A lottery is a form of gambling wherein participants pay a small amount of money for the chance to win a large sum of money. It has been criticized as an addictive form of gambling, but it also has many benefits, including helping to raise funds for charitable causes. Some lotteries are run by government agencies, while others are privately organized. Regardless of their origin, all lotteries offer prizes to participants who purchase tickets and are randomly chosen as winners. Those who participate in a lottery can choose from a variety of options for their winnings, including cash or goods. The prize money can be used to buy anything, from a luxury car to a vacation to paying off debt.
During the colonial period, it was common to hold lotteries to raise funds for a wide range of public uses. They were a popular and painless way to raise revenue for schools, roads, canals, churches, and other public projects. They were also a source of income for the wealthy who wanted to give back to their communities. The first American state to organize a lottery was New Hampshire in 1964, and since then spending on these games has skyrocketed. Lottery advertising is now ubiquitous, and even people who do not gamble regularly will spend on a ticket if they are aware of the potential prize.

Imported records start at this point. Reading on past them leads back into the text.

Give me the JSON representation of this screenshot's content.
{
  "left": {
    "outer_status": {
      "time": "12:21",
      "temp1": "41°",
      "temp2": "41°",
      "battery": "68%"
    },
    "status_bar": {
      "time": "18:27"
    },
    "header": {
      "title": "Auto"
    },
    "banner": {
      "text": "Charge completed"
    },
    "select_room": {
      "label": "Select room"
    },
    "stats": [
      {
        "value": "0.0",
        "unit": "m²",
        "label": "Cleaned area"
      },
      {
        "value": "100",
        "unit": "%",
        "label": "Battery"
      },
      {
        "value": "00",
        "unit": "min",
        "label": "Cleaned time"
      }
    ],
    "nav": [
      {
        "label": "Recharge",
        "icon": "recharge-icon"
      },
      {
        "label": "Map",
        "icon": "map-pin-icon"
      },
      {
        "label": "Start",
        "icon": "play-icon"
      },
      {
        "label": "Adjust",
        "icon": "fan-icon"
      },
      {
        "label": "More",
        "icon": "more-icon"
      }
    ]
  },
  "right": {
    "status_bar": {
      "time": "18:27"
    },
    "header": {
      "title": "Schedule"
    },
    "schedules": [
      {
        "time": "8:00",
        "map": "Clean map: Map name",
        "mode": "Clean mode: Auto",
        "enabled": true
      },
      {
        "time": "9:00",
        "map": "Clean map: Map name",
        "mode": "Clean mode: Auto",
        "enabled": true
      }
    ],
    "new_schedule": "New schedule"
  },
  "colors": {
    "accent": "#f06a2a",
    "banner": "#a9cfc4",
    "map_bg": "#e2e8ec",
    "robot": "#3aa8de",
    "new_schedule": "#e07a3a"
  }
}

The truth is that the odds of winning are very slim. There are much better ways to spend your money, such as investing in a business or paying off credit card debt. Americans spend over $80 billion on lotteries each year, and the average household spends more than $600.
There are some people who try to increase their chances of winning by buying every number combination. However, this is a difficult strategy for larger jackpots like Mega Millions and Powerball. It is best to stick with a smaller lottery where you have a good chance of winning. Some people also use strategies such as playing numbers that have sentimental value or numbers that are associated with their birthdays.
In the past, the lottery was used to raise funds for a variety of things from building public works to settling land disputes. It was also used to help immigrants obtain green cards and get room assignments at colleges and universities. In fact, lottery money was even used to build the White House and the Statue of Liberty.
Some states have laws that require a percentage of the proceeds to be donated to charity. However, this has not stopped people from continuing to play the lottery and spending a huge amount of money on it each year. Although there are no guarantees of winning, the lottery is still an enjoyable pastime for many people. Those who play the lottery should consider using their winnings to start an emergency fund or pay off their credit card debt. Hopefully, they will not end up like Richard Lustig, who lost his entire fortune after winning the lottery in 2009. He has since been convicted of illegal gambling charges and faces a prison sentence.